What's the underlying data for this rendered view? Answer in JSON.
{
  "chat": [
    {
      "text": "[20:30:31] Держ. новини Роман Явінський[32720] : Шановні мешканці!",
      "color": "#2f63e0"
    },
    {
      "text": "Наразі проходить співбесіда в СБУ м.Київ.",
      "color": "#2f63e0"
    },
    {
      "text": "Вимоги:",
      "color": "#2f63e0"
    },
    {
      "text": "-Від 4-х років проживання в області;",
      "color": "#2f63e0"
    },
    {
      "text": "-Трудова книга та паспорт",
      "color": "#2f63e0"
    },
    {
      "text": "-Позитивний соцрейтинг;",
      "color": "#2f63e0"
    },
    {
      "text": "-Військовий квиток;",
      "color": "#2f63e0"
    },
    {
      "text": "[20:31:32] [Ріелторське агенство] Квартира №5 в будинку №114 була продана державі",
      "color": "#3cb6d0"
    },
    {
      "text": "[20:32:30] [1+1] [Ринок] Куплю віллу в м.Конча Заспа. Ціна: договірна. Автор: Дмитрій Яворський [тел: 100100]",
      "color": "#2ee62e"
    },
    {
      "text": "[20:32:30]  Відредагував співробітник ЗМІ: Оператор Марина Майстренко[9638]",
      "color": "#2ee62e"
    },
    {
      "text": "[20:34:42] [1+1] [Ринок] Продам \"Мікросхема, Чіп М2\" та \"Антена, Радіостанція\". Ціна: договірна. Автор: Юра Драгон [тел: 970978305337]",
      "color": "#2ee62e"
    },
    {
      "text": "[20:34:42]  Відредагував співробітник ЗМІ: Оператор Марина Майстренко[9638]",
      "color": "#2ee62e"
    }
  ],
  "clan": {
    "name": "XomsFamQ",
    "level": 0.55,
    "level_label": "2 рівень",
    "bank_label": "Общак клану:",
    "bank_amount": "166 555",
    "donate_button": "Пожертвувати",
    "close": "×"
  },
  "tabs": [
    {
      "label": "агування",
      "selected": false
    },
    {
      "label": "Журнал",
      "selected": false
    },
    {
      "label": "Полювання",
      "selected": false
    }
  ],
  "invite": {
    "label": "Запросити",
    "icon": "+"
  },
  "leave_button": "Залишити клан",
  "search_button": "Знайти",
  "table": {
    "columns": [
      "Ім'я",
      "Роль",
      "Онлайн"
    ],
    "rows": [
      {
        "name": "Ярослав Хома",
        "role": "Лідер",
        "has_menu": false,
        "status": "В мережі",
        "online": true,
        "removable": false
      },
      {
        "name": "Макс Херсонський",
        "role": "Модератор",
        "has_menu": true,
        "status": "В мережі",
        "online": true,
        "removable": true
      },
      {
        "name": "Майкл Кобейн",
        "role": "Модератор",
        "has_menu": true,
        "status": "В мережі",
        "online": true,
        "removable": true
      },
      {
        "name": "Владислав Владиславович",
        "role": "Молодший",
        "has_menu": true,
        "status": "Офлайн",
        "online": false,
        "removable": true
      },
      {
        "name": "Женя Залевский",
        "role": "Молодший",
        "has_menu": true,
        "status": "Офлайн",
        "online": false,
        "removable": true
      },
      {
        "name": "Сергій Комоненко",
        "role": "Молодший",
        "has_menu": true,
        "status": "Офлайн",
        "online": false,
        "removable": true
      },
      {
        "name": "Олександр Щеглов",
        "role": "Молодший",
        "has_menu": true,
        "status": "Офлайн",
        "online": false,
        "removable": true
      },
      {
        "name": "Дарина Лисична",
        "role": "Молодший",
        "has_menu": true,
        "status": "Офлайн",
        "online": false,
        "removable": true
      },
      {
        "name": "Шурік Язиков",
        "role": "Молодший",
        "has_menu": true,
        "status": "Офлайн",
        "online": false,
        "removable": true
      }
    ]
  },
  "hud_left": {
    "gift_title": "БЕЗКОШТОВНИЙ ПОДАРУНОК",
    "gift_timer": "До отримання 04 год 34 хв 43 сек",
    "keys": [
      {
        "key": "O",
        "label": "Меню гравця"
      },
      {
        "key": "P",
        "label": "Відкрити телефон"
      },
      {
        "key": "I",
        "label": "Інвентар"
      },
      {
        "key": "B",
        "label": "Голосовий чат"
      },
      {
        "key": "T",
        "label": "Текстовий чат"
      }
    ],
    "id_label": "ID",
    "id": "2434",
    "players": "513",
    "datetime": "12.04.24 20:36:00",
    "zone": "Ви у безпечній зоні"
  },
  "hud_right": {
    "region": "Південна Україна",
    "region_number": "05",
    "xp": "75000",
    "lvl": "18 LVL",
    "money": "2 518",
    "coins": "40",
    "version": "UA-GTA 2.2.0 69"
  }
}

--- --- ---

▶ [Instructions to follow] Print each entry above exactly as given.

▶ [Exercise result]
What's the underlying data for this rendered view? Answer in JSON.
{
  "chat": [
    {
      "text": "[20:30:31] Держ. новини Роман Явінський[32720] : Шановні мешканці!",
      "color": "#2f63e0"
    },
    {
      "text": "Наразі проходить співбесіда в СБУ м.Київ.",
      "color": "#2f63e0"
    },
    {
      "text": "Вимоги:",
      "color": "#2f63e0"
    },
    {
      "text": "-Від 4-х років проживання в області;",
      "color": "#2f63e0"
    },
    {
      "text": "-Трудова книга та паспорт",
      "color": "#2f63e0"
    },
    {
      "text": "-Позитивний соцрейтинг;",
      "color": "#2f63e0"
    },
    {
      "text": "-Військовий квиток;",
      "color": "#2f63e0"
    },
    {
      "text": "[20:31:32] [Ріелторське агенство] Квартира №5 в будинку №114 була продана державі",
      "color": "#3cb6d0"
    },
    {
      "text": "[20:32:30] [1+1] [Ринок] Куплю віллу в м.Конча Заспа. Ціна: договірна. Автор: Дмитрій Яворський [тел: 100100]",
      "color": "#2ee62e"
    },
    {
      "text": "[20:32:30]  Відредагував співробітник ЗМІ: Оператор Марина Майстренко[9638]",
      "color": "#2ee62e"
    },
    {
      "text": "[20:34:42] [1+1] [Ринок] Продам \"Мікросхема, Чіп М2\" та \"Антена, Радіостанція\". Ціна: договірна. Автор: Юра Драгон [тел: 970978305337]",
      "color": "#2ee62e"
    },
    {
      "text": "[20:34:42]  Відредагував співробітник ЗМІ: Оператор Марина Майстренко[9638]",
      "color": "#2ee62e"
    }
  ],
  "clan": {
    "name": "XomsFamQ",
    "level": 0.55,
    "level_label": "2 рівень",
    "bank_label": "Общак клану:",
    "bank_amount": "166 555",
    "donate_button": "Пожертвувати",
    "close": "×"
  },
  "tabs": [
    {
      "label": "агування",
      "selected": false
    },
    {
      "label": "Журнал",
      "selected": false
    },
    {
      "label": "Полювання",
      "selected": false
    }
  ],
  "invite": {
    "label": "Запросити",
    "icon": "+"
  },
  "leave_button": "Залишити клан",
  "search_button": "Знайти",
  "table": {
    "columns": [
      "Ім'я",
      "Роль",
      "Онлайн"
    ],
    "rows": [
      {
        "name": "Ярослав Хома",
        "role": "Лідер",
        "has_menu": false,
        "status": "В мережі",
        "online": true,
        "removable": false
      },
      {
        "name": "Макс Херсонський",
        "role": "Модератор",
        "has_menu": true,
        "status": "В мережі",
        "online": true,
        "removable": true
      },
      {
        "name": "Майкл Кобейн",
        "role": "Модератор",
        "has_menu": true,
        "status": "В мережі",
        "online": true,
        "removable": true
      },
      {
        "name": "Владислав Владиславович",
        "role": "Молодший",
        "has_menu": true,
        "status": "Офлайн",
        "online": false,
        "removable": true
      },
      {
        "name": "Женя Залевский",
        "role": "Молодший",
        "has_menu": true,
        "status": "Офлайн",
        "online": false,
        "removable": true
      },
      {
        "name": "Сергій Комоненко",
        "role": "Молодший",
        "has_menu": true,
        "status": "Офлайн",
        "online": false,
        "removable": true
      },
      {
        "name": "Олександр Щеглов",
        "role": "Молодший",
        "has_menu": true,
        "status": "Офлайн",
        "online": false,
        "removable": true
      },
      {
        "name": "Дарина Лисична",
        "role": "Молодший",
        "has_menu": true,
        "status": "Офлайн",
        "online": false,
        "removable": true
      },
      {
        "name": "Шурік Язиков",
        "role": "Молодший",
        "has_menu": true,
        "status": "Офлайн",
        "online": false,
        "removable": true
      }
    ]
  },
  "hud_left": {
    "gift_title": "БЕЗКОШТОВНИЙ ПОДАРУНОК",
    "gift_timer": "До отримання 04 год 34 хв 43 сек",
    "keys": [
      {
        "key": "O",
        "label": "Меню гравця"
      },
      {
        "key": "P",
        "label": "Відкрити телефон"
      },
      {
        "key": "I",
        "label": "Інвентар"
      },
      {
        "key": "B",
        "label": "Голосовий чат"
      },
      {
        "key": "T",
        "label": "Текстовий чат"
      }
    ],
    "id_label": "ID",
    "id": "2434",
    "players": "513",
    "datetime": "12.04.24 20:36:00",
    "zone": "Ви у безпечній зоні"
  },
  "hud_right": {
    "region": "Південна Україна",
    "region_number": "05",
    "xp": "75000",
    "lvl": "18 LVL",
    "money": "2 518",
    "coins": "40",
    "version": "UA-GTA 2.2.0 69"
  }
}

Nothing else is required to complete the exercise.